• **EXERCISE DIRECTIONS**
Go through the material below and return each line with the string "design" in it.

• **DATA PROVIDED**

▼▼▼

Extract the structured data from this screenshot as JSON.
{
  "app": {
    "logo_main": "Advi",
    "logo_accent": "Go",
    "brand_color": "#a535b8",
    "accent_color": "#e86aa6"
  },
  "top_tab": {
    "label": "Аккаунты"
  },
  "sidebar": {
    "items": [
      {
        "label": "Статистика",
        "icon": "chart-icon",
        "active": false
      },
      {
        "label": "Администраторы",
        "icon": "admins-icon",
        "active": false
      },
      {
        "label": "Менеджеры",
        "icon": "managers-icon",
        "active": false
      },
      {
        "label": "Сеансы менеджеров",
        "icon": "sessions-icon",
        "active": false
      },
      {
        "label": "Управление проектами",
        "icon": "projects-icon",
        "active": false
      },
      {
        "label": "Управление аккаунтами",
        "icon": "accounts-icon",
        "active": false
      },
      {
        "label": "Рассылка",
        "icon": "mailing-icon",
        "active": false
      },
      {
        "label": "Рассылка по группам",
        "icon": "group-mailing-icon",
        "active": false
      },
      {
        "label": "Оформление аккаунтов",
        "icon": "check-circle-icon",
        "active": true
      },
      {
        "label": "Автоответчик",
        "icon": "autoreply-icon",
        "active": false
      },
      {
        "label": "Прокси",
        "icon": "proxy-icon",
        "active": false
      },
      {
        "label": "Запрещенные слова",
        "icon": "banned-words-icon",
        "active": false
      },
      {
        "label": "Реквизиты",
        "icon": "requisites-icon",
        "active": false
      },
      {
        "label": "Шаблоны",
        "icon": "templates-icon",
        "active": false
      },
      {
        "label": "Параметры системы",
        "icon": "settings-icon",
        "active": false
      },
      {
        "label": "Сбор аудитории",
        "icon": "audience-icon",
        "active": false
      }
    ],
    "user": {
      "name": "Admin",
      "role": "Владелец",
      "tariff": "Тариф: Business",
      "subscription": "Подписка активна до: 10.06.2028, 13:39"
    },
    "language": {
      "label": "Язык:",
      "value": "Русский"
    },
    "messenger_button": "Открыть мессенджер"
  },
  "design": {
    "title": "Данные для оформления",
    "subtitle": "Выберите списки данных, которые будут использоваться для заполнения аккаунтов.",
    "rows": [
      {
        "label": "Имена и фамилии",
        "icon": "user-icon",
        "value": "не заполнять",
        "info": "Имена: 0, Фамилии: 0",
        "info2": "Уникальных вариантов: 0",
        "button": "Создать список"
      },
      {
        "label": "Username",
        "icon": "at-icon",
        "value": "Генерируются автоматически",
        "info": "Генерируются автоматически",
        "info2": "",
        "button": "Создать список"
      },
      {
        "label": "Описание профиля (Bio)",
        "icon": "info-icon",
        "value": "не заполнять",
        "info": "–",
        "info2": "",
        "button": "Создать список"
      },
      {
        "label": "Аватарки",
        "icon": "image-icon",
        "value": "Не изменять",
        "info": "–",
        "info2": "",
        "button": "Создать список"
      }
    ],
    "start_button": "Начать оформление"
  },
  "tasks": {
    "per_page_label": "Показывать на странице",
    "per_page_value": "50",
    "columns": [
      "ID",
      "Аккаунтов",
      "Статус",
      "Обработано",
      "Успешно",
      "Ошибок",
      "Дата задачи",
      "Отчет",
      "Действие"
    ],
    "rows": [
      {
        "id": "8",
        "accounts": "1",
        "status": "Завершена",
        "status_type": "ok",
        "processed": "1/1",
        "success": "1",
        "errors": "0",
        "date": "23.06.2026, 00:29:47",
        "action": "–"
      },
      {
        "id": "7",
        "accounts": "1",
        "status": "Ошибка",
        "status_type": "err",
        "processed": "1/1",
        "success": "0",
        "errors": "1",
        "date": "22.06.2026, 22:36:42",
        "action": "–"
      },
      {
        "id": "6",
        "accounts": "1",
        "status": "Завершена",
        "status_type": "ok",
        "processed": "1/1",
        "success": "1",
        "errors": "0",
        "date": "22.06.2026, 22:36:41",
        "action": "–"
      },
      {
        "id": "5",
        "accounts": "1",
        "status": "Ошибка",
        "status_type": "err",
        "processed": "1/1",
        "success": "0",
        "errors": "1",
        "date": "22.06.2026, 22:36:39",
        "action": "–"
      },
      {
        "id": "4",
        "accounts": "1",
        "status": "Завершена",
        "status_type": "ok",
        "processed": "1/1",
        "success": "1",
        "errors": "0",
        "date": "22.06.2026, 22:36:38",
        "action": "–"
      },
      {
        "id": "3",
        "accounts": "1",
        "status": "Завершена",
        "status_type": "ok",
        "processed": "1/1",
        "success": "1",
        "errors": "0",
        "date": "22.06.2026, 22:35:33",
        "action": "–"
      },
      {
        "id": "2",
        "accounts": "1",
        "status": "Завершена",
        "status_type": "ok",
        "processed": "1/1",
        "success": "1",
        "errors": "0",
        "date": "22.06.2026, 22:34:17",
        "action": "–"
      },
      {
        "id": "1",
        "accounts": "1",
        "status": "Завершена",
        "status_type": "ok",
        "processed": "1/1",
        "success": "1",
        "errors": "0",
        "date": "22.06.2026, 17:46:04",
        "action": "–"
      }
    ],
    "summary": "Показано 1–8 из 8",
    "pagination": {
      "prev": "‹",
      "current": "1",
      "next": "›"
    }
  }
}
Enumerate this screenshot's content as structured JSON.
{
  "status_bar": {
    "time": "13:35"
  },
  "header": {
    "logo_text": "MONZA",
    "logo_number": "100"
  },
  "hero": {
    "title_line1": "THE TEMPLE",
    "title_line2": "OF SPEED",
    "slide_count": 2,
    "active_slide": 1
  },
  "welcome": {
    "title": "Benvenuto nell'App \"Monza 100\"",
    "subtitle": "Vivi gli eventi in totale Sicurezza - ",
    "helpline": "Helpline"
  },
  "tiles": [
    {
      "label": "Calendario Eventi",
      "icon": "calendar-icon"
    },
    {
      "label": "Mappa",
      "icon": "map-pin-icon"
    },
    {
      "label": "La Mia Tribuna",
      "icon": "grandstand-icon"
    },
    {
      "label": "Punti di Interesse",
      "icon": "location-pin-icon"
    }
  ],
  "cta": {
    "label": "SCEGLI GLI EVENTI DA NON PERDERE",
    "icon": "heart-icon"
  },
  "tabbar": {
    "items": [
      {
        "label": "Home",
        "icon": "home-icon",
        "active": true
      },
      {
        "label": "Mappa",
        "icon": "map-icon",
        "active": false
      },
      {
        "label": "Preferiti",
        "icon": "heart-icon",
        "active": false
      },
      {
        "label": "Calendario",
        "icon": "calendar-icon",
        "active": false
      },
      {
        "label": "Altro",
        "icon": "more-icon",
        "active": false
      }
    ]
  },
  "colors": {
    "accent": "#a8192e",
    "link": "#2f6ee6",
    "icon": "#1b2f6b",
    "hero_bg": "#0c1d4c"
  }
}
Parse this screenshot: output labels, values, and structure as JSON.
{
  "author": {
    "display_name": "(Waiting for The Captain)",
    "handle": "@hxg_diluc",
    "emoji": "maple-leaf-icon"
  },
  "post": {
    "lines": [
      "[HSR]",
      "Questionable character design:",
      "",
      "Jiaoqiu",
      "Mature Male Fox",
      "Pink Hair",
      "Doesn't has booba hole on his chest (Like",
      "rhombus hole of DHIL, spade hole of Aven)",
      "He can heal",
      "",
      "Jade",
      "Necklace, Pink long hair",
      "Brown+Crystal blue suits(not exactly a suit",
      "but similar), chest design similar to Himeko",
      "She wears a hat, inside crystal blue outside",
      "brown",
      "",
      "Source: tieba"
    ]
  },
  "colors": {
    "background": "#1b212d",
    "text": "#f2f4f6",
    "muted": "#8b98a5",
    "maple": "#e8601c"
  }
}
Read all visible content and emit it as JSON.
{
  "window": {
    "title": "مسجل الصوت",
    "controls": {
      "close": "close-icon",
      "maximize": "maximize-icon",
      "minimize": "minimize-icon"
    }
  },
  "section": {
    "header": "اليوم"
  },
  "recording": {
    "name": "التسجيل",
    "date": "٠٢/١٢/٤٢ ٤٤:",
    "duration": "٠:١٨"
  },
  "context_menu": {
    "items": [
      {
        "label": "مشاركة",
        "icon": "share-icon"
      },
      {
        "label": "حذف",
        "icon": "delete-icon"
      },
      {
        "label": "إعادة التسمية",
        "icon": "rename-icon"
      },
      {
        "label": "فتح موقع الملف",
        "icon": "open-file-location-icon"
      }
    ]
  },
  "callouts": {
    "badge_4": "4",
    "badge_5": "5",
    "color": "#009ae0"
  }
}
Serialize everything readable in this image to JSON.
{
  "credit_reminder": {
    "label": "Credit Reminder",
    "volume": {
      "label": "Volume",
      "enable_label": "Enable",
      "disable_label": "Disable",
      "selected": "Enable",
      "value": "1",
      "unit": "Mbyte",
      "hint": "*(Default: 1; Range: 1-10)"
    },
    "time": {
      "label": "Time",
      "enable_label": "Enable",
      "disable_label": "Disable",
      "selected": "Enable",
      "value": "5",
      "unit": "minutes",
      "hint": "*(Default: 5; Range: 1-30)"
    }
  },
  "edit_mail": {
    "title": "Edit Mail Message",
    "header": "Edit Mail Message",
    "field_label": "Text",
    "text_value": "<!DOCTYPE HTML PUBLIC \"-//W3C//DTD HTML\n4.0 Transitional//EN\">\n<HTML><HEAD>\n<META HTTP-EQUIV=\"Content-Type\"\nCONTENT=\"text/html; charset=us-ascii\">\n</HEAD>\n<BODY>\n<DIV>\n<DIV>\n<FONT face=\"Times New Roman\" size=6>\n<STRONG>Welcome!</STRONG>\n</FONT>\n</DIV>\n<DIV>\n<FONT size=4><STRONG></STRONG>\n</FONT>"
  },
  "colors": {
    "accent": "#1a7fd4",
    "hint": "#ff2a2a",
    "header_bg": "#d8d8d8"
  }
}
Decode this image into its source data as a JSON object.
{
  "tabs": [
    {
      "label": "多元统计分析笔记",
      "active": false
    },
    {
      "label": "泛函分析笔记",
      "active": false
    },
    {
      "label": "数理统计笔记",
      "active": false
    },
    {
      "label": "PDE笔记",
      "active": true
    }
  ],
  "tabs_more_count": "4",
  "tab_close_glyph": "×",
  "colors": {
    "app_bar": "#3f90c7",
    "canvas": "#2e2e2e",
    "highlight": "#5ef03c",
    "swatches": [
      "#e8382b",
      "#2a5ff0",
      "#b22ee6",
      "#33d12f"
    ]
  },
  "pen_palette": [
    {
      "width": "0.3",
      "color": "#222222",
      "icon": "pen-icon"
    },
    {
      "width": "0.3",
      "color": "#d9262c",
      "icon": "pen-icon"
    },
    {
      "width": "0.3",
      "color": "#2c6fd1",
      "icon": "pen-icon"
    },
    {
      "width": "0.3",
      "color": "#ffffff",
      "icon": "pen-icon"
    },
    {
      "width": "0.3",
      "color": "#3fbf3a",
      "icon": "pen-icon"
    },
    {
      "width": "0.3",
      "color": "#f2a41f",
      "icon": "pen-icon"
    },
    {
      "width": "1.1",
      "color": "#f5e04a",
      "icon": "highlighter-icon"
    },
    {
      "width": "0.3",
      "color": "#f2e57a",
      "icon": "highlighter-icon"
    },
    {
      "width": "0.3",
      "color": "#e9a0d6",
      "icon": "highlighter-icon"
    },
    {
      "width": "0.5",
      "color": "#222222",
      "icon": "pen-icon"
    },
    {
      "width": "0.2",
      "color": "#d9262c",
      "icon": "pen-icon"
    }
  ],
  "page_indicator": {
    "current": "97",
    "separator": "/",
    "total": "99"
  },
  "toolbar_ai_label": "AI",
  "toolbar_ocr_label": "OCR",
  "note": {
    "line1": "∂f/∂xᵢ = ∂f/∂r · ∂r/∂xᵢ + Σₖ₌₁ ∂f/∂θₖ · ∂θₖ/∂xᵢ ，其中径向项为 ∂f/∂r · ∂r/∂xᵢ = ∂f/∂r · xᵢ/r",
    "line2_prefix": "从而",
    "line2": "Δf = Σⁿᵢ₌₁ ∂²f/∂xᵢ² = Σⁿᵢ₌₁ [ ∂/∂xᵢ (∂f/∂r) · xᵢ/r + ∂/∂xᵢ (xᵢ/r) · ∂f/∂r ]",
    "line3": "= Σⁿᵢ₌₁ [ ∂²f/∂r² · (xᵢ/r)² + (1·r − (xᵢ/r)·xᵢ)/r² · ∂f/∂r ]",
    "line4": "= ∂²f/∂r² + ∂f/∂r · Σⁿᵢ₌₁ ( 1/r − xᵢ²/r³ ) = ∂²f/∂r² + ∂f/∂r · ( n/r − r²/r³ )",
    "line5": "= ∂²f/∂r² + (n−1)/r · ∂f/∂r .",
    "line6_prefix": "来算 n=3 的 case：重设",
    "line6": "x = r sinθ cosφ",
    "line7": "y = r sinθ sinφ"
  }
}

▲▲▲

• **ANSWER BOX**
  "design": {
      "Questionable character design:",
      "but similar), chest design similar to Himeko",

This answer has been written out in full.